Is this extreme weather due to El Nino? How does this relate?
“The extreme summer weather observed in North America, Europe and Asia in recent weeks is virtually unrelated to El Niño. However, there do seem to be somewhat weaker westerly winds on average across the northern hemisphere. As a result, high pressure areas stay in one place longer and heat waves are getting more vicious. This is related to global warming.”
“El Niño will still stir in the second half of 2023, especially in the tropics. Western South America can prepare for torrential rain and mudslides, and Australia and Indonesia for drought and forest fires.”
What can humans do for the climate and thus against this type of extreme weather?
“The cause of global warming is the increase in greenhouse gases in the atmosphere. This is mainly due to the large-scale burning of coal, oil and gas. Only if that concentration does not rise further can the warming stop.”
“There are big differences in CO2 emissions between individuals. On an annual basis, for example, it makes a lot of difference whether someone flies or not. But to stop the global increase in greenhouse gases, it is especially important that countries adhere to international agreements. For example by investing more in sustainable energy.”
Are there still areas in Europe that still have relatively little chance of severe weather?
“Awareness is slowly growing that Southern Europe in particular is in a pinch. That is a region that is warming up strongly above average, and that is also drying out strongly.”
“With a few degrees of warming, Spain, Italy and Greece will have the original climate of North Africa. This not only means that heat waves of more than 40 degrees occur more often in the summer, but also that water is becoming increasingly scarce. For example, forests or common forms of agriculture disappear.”
“The climate also changes relatively quickly in Northern Europe. But in Scandinavia, for example, the annual average precipitation will actually increase. That can cause other problems, but in any case no water shortage.

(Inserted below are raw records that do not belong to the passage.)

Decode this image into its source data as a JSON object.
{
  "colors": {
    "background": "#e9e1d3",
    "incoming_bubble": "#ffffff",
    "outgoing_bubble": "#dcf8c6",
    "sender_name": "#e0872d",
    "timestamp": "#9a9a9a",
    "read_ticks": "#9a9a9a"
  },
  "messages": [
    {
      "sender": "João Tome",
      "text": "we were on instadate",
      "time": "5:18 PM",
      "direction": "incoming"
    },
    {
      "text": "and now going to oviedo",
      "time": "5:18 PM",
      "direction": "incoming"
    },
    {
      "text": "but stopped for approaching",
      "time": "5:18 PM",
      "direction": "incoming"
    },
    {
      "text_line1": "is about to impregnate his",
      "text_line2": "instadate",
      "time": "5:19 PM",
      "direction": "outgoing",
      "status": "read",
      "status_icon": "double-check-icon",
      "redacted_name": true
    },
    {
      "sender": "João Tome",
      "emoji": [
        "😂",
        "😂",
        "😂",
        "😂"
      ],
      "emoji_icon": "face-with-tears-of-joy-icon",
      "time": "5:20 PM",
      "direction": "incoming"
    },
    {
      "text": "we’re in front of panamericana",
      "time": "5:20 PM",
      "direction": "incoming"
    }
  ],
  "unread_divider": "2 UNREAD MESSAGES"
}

Temperatures further north will also always be lower.”
“The Netherlands is in between: our winters are getting wetter, our summers will probably be drier in the long run. But with more downpours.”
Climate is a complicated interplay. What influence does warm ocean water have, and how does that warm up in the different oceans? How do winds, precipitation patterns, sea level and temperature change as a result?
“With the oceans, many questions have not yet been fully answered. The water warms up from above, via the atmosphere. This can lead to stratification: a layer of warm water that floats on the cooler ocean. If the exchange with the deep sea decreases, that is bad for the oxygen content, for example. Ocean currents can also be disrupted.”
“The warming of the oceans also leads to sea level rise, because warmer water expands. In the long term, the melting of large ice caps is a more important cause of that sea level rise.”
“Indeed, wind patterns can also be strongly influenced by differences in ocean temperature. Those differences can be amplified by changes in ocean currents.”
“For example, if the Gulf Stream in the Atlantic Ocean weakens as a result of climate change, this will lead to more westerly winds, higher temperatures and more rain in the Netherlands in the winter. And in the summer to a decrease in wind and an increase in drought risks.”
Meteorologists say very often that it is such a typical Dutch summer, but I doubt it. How does this work?
“It is clear that the temperature is rising everywhere and that heat waves in particular are increasing strongly. It is much less certain how weather patterns develop in the summer under the influence of climate change.”
“Climate models expect with further warming (after 2050) that our region will more often have to deal with ‘persistent weather’. These are, for example, persistent high-pressure areas or, conversely, lingering rain areas. If a country has the same weather for a long period of time, the harmful consequences can increase sharply.”
“Whether we already see this pattern in the past six summers is now the subject of a scientific discussion. We will have to wait and see.”